### [DATA TO PROCESS]
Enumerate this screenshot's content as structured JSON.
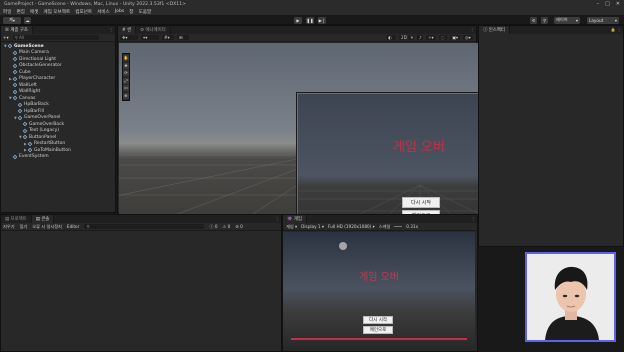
{
  "title": "GameProject - GameScene - Windows, Mac, Linux - Unity 2022.3.53f1 <DX11>",
  "menu": [
    "파일",
    "편집",
    "에셋",
    "게임 오브젝트",
    "컴포넌트",
    "서비스",
    "Jobs",
    "창",
    "도움말"
  ],
  "toolbar": {
    "account": "계",
    "layers": "레이어",
    "layout": "Layout",
    "tools_label": "✦"
  },
  "hierarchy": {
    "tab": "계층 구조",
    "search": "All",
    "items": [
      {
        "label": "GameScene",
        "depth": 0,
        "bold": true,
        "arrow": "▼"
      },
      {
        "label": "Main Camera",
        "depth": 1
      },
      {
        "label": "Directional Light",
        "depth": 1
      },
      {
        "label": "ObstacleGenerator",
        "depth": 1
      },
      {
        "label": "Cube",
        "depth": 1
      },
      {
        "label": "PlayerCharacter",
        "depth": 1,
        "arrow": "▶"
      },
      {
        "label": "WallLeft",
        "depth": 1
      },
      {
        "label": "WallRight",
        "depth": 1
      },
      {
        "label": "Canvas",
        "depth": 1,
        "arrow": "▼"
      },
      {
        "label": "HpBarBack",
        "depth": 2
      },
      {
        "label": "HpBarFill",
        "depth": 2
      },
      {
        "label": "GameOverPanel",
        "depth": 2,
        "arrow": "▼"
      },
      {
        "label": "GameOverBack",
        "depth": 3
      },
      {
        "label": "Text (Legacy)",
        "depth": 3
      },
      {
        "label": "ButtonPanel",
        "depth": 3,
        "arrow": "▼"
      },
      {
        "label": "RestartButton",
        "depth": 4,
        "arrow": "▶"
      },
      {
        "label": "GoToMainButton",
        "depth": 4,
        "arrow": "▶"
      },
      {
        "label": "EventSystem",
        "depth": 1
      }
    ]
  },
  "scene": {
    "tab_scene": "씬",
    "tab_animator": "애니메이터",
    "persp": "< Persp",
    "gameover_text": "게임 오버",
    "restart_label": "다시 시작",
    "main_label": "메인으로"
  },
  "inspector": {
    "tab": "인스펙터"
  },
  "project": {
    "tab_project": "프로젝트",
    "tab_console": "콘솔",
    "console_items": [
      "지우기",
      "접기",
      "오류 시 일시정지",
      "Editor"
    ],
    "counts": [
      "0",
      "0",
      "0"
    ]
  },
  "game": {
    "tab": "게임",
    "mode": "게임",
    "display": "Display 1",
    "resolution": "Full HD (1920x1080)",
    "scale_label": "스케일",
    "scale_value": "0.31x",
    "gameover_text": "게임 오버",
    "restart_label": "다시 시작",
    "main_label": "메인으로"
  }
}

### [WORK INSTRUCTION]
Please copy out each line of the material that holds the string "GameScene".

### [PROBLEM SOLUTION]
  "title": "GameProject - GameScene - Windows, Mac, Linux - Unity 2022.3.53f1 <DX11>",
        "label": "GameScene",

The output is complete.